Enlightenment Rationalism found its religious home with Unitarians and Universalists as nowhere else, though the Liberal Protestant theology of the nineteenth century and up to the Great War briefly caught up, only to retreat shortly thereafter to the comfortable irrationalism of Neo-Orthodoxy or Fundamentalism.

In spite of all the sacred cows cleared from the rails, Unitarians and Universalists still considered themselves Christian. Jesus was still preached. The sacraments were still administered and in places like King’s Chapel, Boston, they still are. But in 1961 when the two cousins merged to be the Unitarian Universalist Association they no longer identified as Christian. Deeds not creeds became the motto. Judeo-Christian heritage is still honoured but so is the wisdom of the world’s great religions. Even paganism, which Christianity expended great effort to either stamp out or co-opt, was welcomed back into the fold. With the sacred cow of Christian primacy over other religions removed, even progressive Christians now feel free to celebrate Pluralism Sundays.

From my experience in Brisbane, we are everything progressive Christians seek to become. But we are not through evolving. There are more sacred cows to mince. We are living in a post-modern world, which confronts the rational humanism at our Unitarian heart: The idea that we can think our way to a single truth.

Post-modernism rejects logocentrism, which is central to western thought–the idea that we can describe all knowledge and experience with words and language. With the dethronement of logocentrism, we can feel free to explore spiritual experiences without having to explain them and to account for them first.

Robert Price argues, “Unitarian Universalist theology needs [to] empty itself of Rationalism, Humanism, and its bias toward a single ‘unitarian’ synthesis point, or Ultimate Concern. ‘Uni­versalism’ must give way to multiversalism or pluriversalism.”

Today a rapidly increasing number of Unitarian Universalists feel the need to transcend (as Emerson did) the sometimes-dry moralism of Immanuel Kant’s “religion within the bounds of reason alone,” as it lacks any mystical, spiritual dimension. Many, embrace what some call “ecstatic naturalism,” where it is the divine spirit manifest in human arts and glories that catches away the breath and catches one up to the third heaven.

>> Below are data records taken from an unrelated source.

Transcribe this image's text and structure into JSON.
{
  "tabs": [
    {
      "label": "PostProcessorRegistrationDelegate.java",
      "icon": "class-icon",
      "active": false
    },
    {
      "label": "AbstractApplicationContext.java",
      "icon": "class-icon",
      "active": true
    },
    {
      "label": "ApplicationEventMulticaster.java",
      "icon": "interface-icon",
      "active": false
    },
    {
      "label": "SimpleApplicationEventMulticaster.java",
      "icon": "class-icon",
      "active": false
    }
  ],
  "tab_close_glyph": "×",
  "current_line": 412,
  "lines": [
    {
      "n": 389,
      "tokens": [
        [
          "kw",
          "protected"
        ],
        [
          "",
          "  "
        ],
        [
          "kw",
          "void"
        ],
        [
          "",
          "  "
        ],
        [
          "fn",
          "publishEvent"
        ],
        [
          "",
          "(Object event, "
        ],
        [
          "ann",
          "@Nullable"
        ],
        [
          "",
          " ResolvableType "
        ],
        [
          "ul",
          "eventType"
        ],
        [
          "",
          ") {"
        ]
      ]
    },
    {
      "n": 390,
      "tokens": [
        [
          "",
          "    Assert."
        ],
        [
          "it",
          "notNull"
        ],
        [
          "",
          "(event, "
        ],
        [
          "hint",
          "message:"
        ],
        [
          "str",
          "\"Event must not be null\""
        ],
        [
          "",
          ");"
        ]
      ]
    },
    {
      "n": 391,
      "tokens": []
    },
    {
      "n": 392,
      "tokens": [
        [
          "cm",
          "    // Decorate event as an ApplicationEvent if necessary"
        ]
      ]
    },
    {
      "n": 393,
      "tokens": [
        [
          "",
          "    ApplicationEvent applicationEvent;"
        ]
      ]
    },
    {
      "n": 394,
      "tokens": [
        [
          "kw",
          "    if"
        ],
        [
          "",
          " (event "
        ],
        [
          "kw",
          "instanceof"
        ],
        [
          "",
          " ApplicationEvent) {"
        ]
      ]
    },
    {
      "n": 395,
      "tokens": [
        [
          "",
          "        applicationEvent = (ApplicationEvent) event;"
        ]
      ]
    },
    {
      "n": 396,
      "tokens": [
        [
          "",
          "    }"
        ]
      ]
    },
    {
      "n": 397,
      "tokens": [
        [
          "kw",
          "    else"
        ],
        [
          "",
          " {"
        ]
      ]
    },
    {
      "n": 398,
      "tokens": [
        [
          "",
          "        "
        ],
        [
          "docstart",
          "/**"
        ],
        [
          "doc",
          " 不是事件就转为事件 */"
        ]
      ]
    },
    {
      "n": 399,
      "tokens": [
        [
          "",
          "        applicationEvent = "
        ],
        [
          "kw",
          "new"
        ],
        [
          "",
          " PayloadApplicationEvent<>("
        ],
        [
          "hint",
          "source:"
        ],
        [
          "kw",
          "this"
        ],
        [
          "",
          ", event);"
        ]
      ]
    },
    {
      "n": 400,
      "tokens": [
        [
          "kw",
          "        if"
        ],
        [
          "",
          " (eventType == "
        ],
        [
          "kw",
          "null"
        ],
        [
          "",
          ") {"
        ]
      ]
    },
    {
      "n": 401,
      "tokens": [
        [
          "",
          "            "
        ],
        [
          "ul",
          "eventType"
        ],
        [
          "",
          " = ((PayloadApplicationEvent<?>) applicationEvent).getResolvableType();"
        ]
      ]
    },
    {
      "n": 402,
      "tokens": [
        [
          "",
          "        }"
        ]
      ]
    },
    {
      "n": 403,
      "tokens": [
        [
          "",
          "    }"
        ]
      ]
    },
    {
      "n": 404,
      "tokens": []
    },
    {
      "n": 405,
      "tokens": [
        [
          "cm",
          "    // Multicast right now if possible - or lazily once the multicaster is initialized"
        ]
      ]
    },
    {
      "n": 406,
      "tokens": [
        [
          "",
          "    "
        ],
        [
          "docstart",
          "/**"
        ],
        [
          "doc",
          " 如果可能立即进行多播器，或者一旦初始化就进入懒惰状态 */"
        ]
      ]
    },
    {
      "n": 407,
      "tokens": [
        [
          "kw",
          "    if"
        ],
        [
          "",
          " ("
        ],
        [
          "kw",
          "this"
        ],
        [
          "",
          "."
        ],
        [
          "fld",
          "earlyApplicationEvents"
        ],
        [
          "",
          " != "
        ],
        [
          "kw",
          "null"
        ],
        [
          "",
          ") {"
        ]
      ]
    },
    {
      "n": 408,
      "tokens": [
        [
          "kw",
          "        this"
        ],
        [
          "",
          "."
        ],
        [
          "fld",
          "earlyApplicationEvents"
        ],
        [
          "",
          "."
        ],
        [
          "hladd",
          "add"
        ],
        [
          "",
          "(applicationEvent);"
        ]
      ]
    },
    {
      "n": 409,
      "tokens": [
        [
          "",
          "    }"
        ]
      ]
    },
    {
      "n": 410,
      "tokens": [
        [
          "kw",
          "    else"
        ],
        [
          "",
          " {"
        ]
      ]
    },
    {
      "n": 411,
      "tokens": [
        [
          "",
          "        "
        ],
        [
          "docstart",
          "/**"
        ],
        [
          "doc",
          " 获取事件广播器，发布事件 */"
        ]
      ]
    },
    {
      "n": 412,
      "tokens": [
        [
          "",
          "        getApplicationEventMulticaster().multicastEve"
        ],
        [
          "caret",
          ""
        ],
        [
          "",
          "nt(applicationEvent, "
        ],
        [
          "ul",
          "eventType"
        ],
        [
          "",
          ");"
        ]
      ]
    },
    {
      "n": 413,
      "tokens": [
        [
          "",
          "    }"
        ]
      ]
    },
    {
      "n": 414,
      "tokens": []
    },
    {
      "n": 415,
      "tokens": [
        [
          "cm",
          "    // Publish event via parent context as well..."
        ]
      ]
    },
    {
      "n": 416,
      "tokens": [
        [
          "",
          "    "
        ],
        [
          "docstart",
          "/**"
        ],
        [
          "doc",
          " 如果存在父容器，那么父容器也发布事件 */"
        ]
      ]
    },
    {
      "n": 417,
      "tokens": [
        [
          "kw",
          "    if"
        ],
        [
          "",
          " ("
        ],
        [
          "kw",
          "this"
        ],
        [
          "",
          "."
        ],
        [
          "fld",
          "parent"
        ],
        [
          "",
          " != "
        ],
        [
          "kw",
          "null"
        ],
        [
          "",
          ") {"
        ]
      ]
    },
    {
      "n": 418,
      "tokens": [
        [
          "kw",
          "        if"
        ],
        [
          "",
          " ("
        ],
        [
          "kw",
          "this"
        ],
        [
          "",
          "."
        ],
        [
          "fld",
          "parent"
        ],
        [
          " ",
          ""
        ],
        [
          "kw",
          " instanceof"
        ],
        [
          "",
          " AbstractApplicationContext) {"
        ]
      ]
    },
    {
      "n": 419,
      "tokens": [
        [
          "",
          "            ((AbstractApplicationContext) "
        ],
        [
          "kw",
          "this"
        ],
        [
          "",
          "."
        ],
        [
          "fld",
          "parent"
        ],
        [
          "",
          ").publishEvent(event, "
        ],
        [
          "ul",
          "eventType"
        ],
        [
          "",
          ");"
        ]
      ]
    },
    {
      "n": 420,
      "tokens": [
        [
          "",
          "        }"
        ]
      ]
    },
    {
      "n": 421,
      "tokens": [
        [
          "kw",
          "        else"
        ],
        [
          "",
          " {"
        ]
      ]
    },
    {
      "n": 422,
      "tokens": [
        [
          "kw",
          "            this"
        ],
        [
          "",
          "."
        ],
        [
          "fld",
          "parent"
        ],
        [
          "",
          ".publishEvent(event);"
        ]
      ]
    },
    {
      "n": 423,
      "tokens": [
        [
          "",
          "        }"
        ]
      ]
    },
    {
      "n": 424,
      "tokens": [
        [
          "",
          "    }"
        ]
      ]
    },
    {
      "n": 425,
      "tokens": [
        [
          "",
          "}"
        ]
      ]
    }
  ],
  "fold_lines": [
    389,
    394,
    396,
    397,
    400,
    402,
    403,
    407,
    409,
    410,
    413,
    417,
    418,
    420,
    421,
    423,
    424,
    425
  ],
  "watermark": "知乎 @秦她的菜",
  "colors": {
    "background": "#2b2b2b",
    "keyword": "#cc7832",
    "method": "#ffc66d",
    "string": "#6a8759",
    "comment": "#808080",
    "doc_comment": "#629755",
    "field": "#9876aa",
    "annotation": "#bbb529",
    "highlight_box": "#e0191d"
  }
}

We are very much a part of this evolutionary step. We are not witnesses to it, but part of it. Our individual minds are, in Thompson’s words, a “constituent player” in the transformation of our faith. I admit that is a little scary. The unknown always is. But we follow a host of Unitarians and Universalists who ventured into their unknown, sometimes at great personal price, to shape their faith in response to their context. Stepping into that unknown is what we do. Other faiths are depending on us to clear the tracks.